Because the time pattern in the Atlantic hurricane basin is not a linear trend the results look more impressive. But Kerry Emanuel is looking for the confirmation of a universal principle. It has to work in all basins. If it only works in one basin then the result is likely a fluke. Given the way the double smoothing operations distorts the analysis there is no telling what is involved.

The upswing at the end of the interval is possibly due to the impact of the El Niño event of 1998. This may have influenced the sea surface temperature and the number of hurricanes and typhoons. The double smoothing operation smudged the El Niño effects over a number of years at the end of the observation period.

The visual correlations in these graphs is no greater than the example of the correlation induced in purely random series by Kerry Emanuel's double smoothing operation. Thus Kerry Emanuel's graphs do not constitute confirmation of his theories.

It would have been helpful if Kerry Emanuel had displayed scatter diagrams of his power dissipation index versus the sea surface temperature. However that in itself would not have been decisive. Observe what the data for the doubly smoothed random variables with trends looks like.

This still looks like there is a relationship between the two variables. The only relationship comes from both having a trend and both being subjected to the double smoothing process.

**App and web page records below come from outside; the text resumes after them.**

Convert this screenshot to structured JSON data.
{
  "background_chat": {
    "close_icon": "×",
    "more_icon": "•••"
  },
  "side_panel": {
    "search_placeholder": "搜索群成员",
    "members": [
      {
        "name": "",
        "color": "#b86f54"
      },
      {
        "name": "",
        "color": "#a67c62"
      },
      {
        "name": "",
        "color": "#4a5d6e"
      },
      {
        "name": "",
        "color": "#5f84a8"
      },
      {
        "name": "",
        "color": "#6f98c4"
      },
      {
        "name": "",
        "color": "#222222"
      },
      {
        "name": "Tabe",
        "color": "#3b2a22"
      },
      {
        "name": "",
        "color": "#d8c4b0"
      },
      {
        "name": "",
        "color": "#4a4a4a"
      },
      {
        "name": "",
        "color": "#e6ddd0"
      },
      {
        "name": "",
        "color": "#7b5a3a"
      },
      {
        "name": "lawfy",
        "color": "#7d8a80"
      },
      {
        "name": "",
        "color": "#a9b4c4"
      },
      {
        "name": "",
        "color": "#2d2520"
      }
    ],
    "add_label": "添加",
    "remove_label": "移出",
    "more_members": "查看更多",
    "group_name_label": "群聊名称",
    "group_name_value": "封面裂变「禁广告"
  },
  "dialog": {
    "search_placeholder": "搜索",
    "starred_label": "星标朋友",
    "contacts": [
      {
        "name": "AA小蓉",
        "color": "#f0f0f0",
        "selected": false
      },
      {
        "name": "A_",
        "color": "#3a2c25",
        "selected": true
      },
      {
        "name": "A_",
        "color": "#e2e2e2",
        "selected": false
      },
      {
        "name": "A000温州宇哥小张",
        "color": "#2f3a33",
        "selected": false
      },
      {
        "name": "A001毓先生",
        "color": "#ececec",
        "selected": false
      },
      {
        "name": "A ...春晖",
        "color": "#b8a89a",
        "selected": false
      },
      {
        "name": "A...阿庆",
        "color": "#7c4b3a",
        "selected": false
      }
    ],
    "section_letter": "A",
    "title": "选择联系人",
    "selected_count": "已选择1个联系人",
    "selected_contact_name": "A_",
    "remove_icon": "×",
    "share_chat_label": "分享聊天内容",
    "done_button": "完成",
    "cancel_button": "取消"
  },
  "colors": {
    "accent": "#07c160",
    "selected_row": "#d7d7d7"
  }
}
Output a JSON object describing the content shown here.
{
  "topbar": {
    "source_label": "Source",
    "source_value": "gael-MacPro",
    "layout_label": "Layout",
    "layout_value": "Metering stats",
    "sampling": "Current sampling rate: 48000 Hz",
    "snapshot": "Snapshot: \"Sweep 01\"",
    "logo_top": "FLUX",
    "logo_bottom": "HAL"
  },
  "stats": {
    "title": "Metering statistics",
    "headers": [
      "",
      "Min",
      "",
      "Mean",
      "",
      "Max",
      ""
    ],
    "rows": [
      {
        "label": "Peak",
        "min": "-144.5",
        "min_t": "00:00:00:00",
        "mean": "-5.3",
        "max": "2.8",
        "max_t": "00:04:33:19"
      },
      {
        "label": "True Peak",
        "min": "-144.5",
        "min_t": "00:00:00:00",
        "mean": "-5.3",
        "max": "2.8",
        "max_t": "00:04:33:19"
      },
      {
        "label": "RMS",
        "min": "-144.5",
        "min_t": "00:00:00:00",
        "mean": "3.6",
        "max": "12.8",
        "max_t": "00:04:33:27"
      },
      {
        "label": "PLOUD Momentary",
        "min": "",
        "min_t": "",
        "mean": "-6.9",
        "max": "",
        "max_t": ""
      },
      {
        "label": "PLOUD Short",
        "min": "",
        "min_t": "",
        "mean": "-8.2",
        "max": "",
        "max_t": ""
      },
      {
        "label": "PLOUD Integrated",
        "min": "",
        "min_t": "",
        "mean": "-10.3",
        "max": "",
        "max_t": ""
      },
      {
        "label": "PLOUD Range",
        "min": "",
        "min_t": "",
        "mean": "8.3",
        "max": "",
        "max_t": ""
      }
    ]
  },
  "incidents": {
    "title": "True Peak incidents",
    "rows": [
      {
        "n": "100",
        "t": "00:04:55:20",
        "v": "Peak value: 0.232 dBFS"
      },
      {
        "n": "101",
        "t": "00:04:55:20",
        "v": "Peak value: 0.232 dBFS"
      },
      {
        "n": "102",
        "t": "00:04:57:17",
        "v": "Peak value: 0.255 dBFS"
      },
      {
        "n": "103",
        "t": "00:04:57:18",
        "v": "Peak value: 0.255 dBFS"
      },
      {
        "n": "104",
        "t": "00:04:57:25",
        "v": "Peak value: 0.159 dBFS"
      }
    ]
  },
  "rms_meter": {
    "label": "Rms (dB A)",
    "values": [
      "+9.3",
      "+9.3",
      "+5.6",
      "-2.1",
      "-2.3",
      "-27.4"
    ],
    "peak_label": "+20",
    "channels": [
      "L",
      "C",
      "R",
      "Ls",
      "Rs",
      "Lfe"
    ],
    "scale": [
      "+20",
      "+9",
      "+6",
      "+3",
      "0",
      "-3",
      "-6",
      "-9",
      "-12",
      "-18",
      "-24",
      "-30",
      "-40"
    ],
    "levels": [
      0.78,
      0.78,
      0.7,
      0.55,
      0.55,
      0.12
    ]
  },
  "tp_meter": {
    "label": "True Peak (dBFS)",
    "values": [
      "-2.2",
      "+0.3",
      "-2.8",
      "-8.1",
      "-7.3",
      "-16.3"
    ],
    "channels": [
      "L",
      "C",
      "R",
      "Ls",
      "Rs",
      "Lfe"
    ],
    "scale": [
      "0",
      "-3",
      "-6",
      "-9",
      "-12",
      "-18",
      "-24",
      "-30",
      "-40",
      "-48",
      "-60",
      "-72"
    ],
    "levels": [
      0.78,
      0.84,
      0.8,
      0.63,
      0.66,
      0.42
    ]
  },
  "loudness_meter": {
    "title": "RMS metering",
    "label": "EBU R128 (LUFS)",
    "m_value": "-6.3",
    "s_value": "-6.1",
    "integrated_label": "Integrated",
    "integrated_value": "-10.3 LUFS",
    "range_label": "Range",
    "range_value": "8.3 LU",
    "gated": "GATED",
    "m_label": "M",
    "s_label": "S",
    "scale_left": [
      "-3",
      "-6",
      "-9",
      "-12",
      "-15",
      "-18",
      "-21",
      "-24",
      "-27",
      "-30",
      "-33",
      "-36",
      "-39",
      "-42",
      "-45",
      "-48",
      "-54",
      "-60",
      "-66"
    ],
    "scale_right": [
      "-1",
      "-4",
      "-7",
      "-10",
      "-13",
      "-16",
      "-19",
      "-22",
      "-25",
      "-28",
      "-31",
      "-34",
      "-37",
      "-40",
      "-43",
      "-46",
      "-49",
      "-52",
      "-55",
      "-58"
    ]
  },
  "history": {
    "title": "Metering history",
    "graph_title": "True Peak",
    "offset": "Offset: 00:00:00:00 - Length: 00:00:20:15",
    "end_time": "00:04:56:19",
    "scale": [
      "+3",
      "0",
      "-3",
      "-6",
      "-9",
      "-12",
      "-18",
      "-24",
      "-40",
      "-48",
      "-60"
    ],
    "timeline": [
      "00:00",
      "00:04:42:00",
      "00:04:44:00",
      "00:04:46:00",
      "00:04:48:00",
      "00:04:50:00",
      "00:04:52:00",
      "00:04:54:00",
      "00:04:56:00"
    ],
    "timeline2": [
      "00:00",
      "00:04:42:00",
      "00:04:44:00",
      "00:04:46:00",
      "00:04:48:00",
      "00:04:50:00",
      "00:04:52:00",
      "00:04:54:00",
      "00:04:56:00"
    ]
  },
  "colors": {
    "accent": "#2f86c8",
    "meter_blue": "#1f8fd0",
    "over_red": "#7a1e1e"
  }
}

The true state of the relationship between the two variables is revealed only when the deviations for the trends are displayed, as below.

The conclusion is that Kerry Emanuel misled the general public as to the confirmation of his theory by several aspects of the form of its presentation. Unfortunately the general public treats any presentation by an ordained scientist as the gospel truth. Such is not the case. Kerry Emanuel's analysis in the late 1980's implying an increase in storm intensity, meaning wind speed, with an increase in sea surface temperature has not been confirmed. An extension of the notion of storm intensity to include duration is a legitimate area for empirical research but it is doubtful that storm duration can be tied to Kerry Emanuel's original analysis.

(To be continued.)